Over time, nature wilfully and circumstantially adapts to its environment, but when the cyclical clash between evolution and cataclysm occurs, nature’s fight to reclaim its place often leaves scars that endure for many seasons. “Ashes” recounts the tale of a Heron and the 62 Lakes under his watchful eye, of the creation of these watery masses that now encompass the region of Saint-Hippolyte – a tragic tale of self-sacrifice that has become an eternal legend.

Director’s Vision for ‘Ashes’

By creating this project, I wanted to bring together two completely different ways of telling a story. Oral tradition is the oldest way of telling a story. It is how we learn fairy tales and legends from generation to generation, and has been done as long as humans have been able to communicate. I wrote this text so that it could live and be imagined; only by listening to someone telling it to us.

Non-verbal communication tells a story. By looking at a person’s body, the way they move, their posture, and their reactions, we understand their story. The interpretation remains abstract and specific to each person who watches.

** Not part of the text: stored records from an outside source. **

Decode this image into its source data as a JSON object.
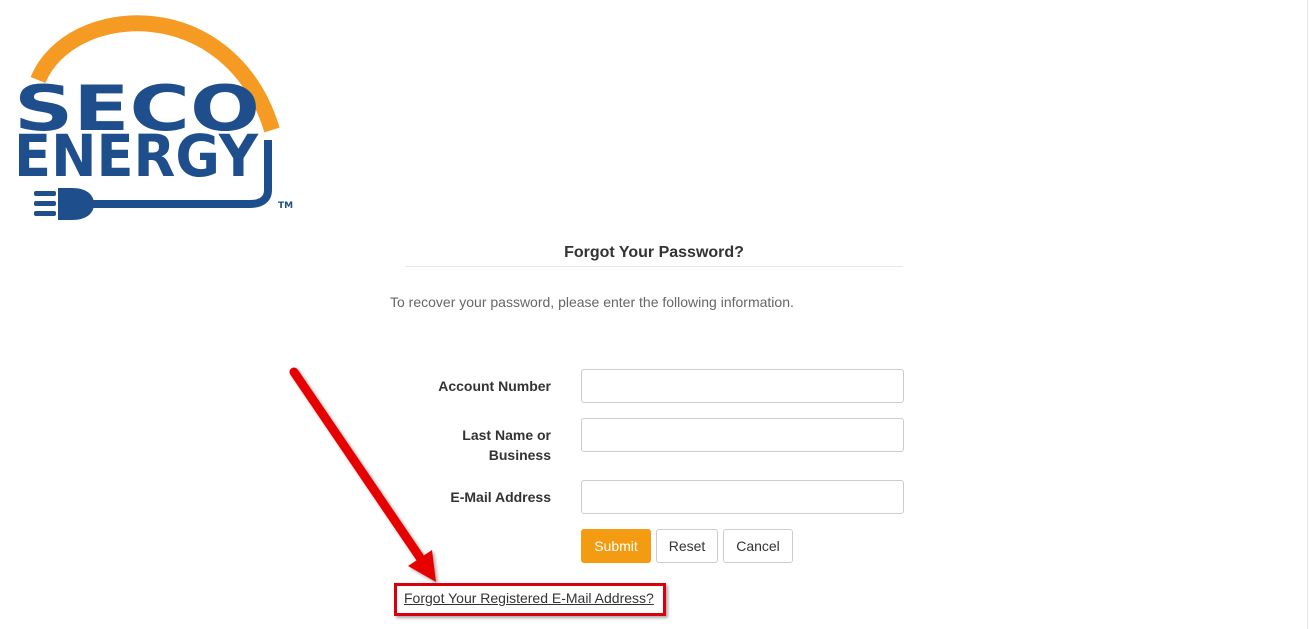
{
  "logo": {
    "line1": "SECO",
    "line2": "ENERGY",
    "trademark": "TM",
    "colors": {
      "blue": "#1f4e8c",
      "orange": "#f59b23"
    }
  },
  "page": {
    "title": "Forgot Your Password?",
    "instructions": "To recover your password, please enter the following information."
  },
  "form": {
    "account_number": {
      "label": "Account Number",
      "value": ""
    },
    "last_name": {
      "label_line1": "Last Name or",
      "label_line2": "Business",
      "value": ""
    },
    "email": {
      "label": "E-Mail Address",
      "value": ""
    }
  },
  "buttons": {
    "submit": "Submit",
    "reset": "Reset",
    "cancel": "Cancel"
  },
  "links": {
    "forgot_email": "Forgot Your Registered E-Mail Address?"
  },
  "annotation": {
    "arrow_color": "#e60000",
    "highlight_color": "#d8000c"
  },
  "colors": {
    "accent": "#f39c12",
    "text": "#333333",
    "muted": "#666666"
  }
}
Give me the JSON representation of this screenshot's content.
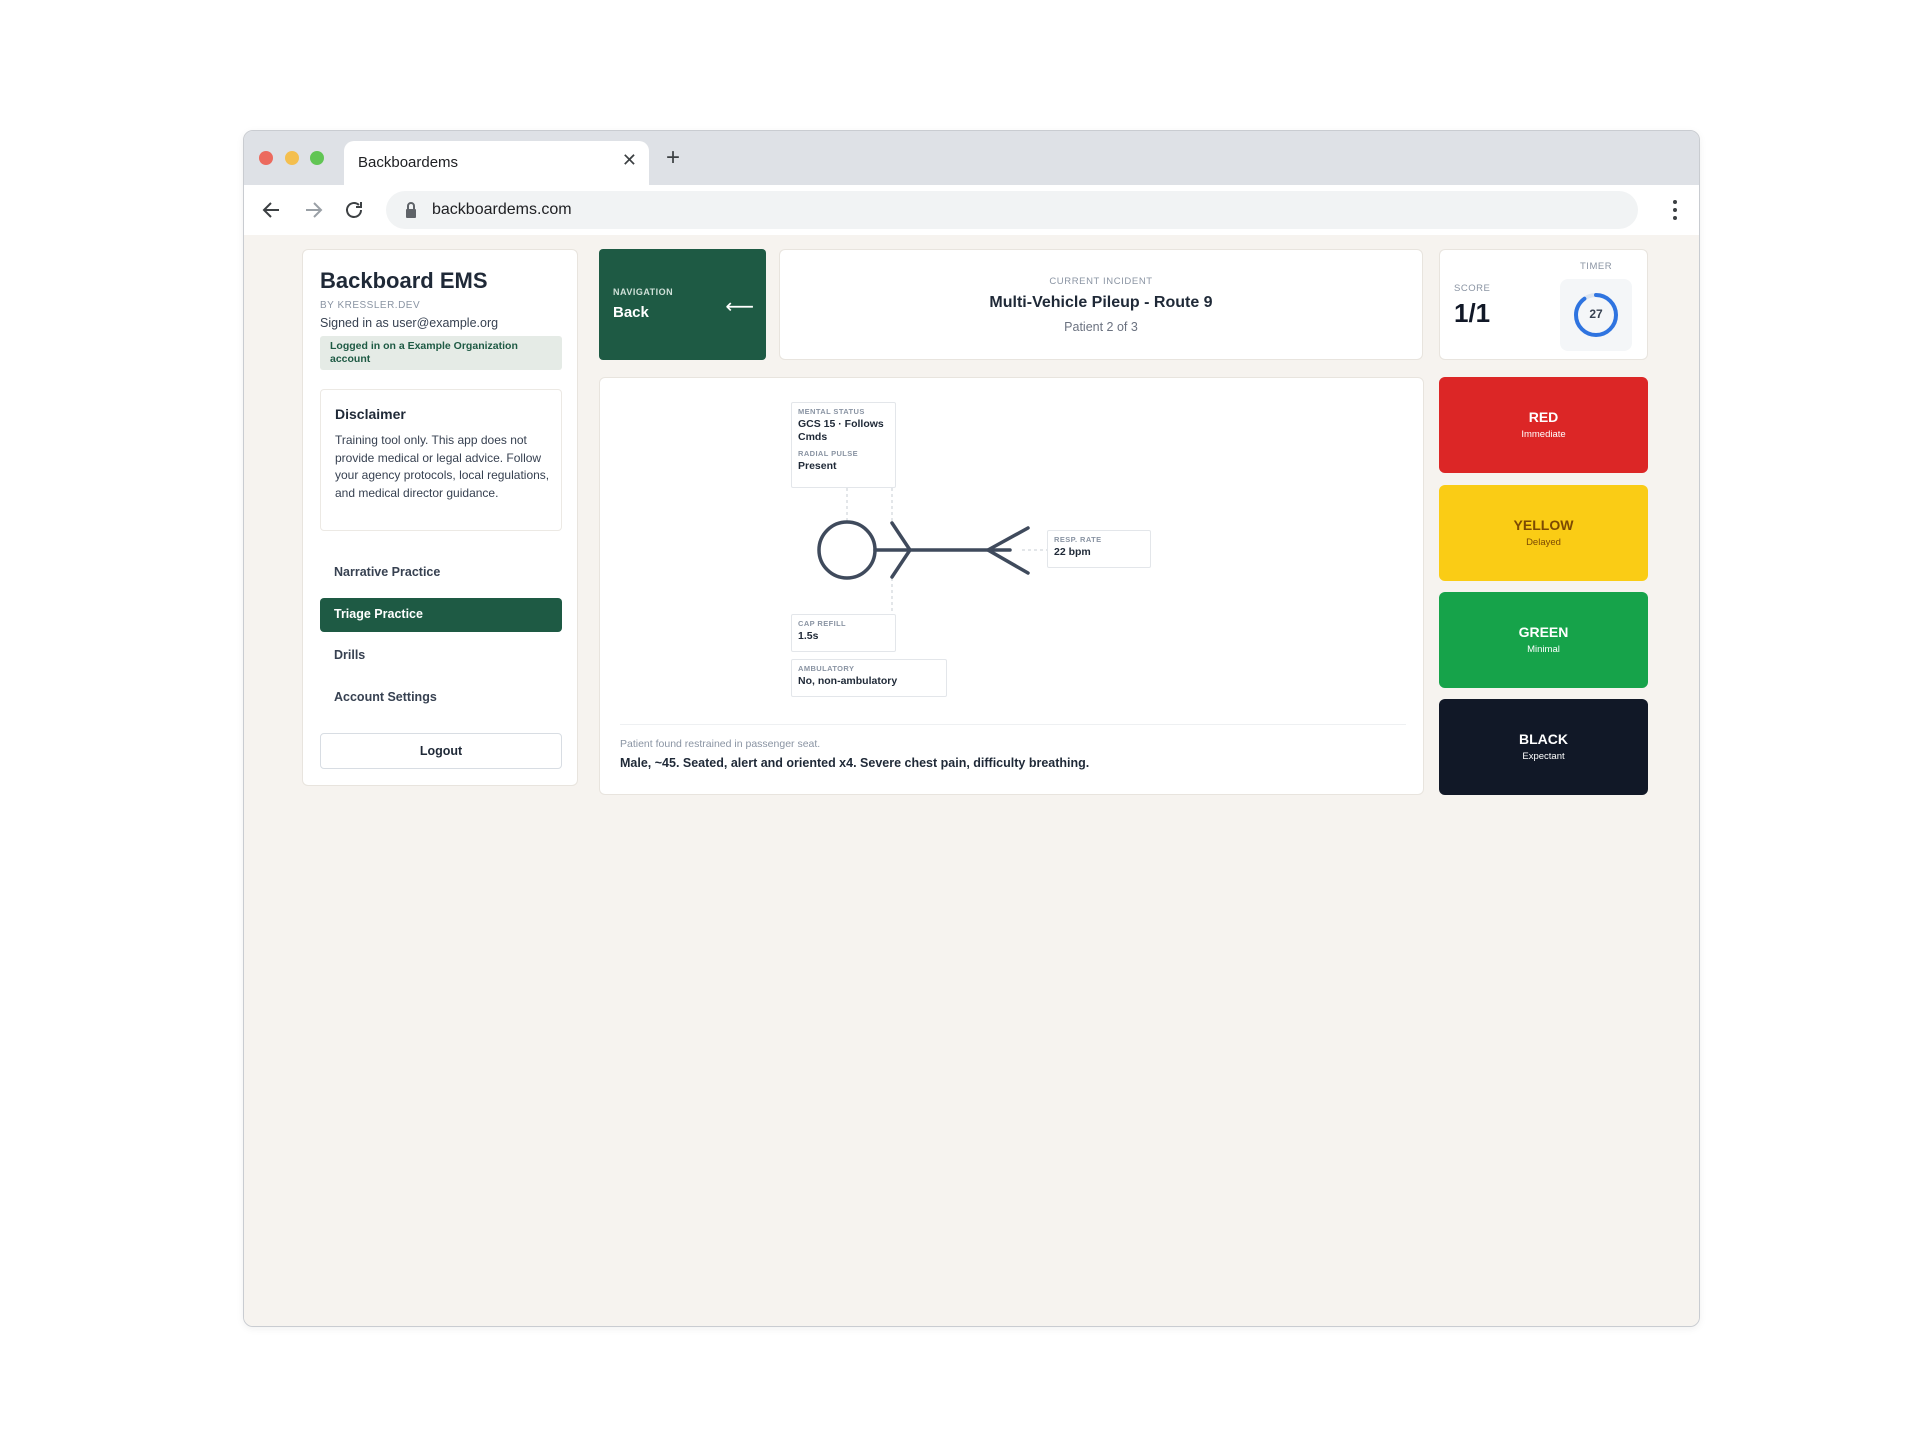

There is a certain challenge in wanting to illustrate a story that took place even before humans existed. To visually depict a main character without actually seeing them physically. To visually establish the souls of the elements, without associating them with a gender, race, or type of person.

By crossing the abstract side of dance with the oral sharing of the story, I hope that the audience will be transported into the legend. I want to elevate the legend beyond the first degree of oral storytelling, while also bringing the interpretation of the movements closer to reality.

Version Française